● Work instruction: Every line of the records below that holds the word "after" belongs in the answer.

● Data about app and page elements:

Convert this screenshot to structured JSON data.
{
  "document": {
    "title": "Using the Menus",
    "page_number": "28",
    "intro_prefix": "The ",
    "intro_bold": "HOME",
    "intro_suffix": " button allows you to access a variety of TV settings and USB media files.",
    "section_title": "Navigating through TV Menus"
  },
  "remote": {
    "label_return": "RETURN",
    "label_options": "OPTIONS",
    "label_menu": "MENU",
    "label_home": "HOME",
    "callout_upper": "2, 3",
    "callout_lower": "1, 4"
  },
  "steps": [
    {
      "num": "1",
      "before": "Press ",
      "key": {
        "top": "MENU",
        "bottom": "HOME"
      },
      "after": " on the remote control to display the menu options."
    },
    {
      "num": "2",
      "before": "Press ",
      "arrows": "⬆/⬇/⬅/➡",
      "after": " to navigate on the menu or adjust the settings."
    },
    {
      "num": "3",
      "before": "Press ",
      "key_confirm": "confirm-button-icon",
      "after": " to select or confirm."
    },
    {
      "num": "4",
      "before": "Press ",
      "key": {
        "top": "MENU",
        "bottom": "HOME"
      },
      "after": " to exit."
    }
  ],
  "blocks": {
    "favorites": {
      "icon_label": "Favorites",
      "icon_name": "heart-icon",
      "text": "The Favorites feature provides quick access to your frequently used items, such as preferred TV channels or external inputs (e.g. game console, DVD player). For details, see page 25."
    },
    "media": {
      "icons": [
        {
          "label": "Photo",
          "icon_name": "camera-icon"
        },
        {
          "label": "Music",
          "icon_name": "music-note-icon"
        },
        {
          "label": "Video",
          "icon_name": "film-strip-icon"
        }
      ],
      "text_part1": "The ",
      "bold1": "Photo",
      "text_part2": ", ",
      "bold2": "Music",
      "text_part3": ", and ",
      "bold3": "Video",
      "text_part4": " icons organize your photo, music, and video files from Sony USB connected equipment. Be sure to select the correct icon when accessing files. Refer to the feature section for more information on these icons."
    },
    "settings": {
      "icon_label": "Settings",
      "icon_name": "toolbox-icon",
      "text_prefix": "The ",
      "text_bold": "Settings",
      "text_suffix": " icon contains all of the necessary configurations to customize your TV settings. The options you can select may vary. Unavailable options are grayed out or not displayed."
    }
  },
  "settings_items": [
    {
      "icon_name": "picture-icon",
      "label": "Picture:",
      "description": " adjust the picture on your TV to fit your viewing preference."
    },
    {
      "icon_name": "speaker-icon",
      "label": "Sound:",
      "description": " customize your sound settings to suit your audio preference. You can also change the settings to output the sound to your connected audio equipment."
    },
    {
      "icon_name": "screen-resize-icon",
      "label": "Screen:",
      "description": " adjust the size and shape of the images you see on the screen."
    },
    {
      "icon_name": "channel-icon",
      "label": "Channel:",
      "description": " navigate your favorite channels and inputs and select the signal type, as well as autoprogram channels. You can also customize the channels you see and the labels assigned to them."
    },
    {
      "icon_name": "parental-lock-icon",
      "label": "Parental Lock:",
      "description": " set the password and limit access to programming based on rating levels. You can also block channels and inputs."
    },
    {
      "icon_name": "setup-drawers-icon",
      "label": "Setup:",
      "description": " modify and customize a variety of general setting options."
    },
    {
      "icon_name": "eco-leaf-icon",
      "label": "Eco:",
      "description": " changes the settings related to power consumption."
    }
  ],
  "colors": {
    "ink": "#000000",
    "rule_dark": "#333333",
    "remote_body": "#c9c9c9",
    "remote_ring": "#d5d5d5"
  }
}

● Response for this exercise:
      "after": " on the remote control to display the menu options."
      "after": " to navigate on the menu or adjust the settings."
      "after": " to select or confirm."
      "after": " to exit."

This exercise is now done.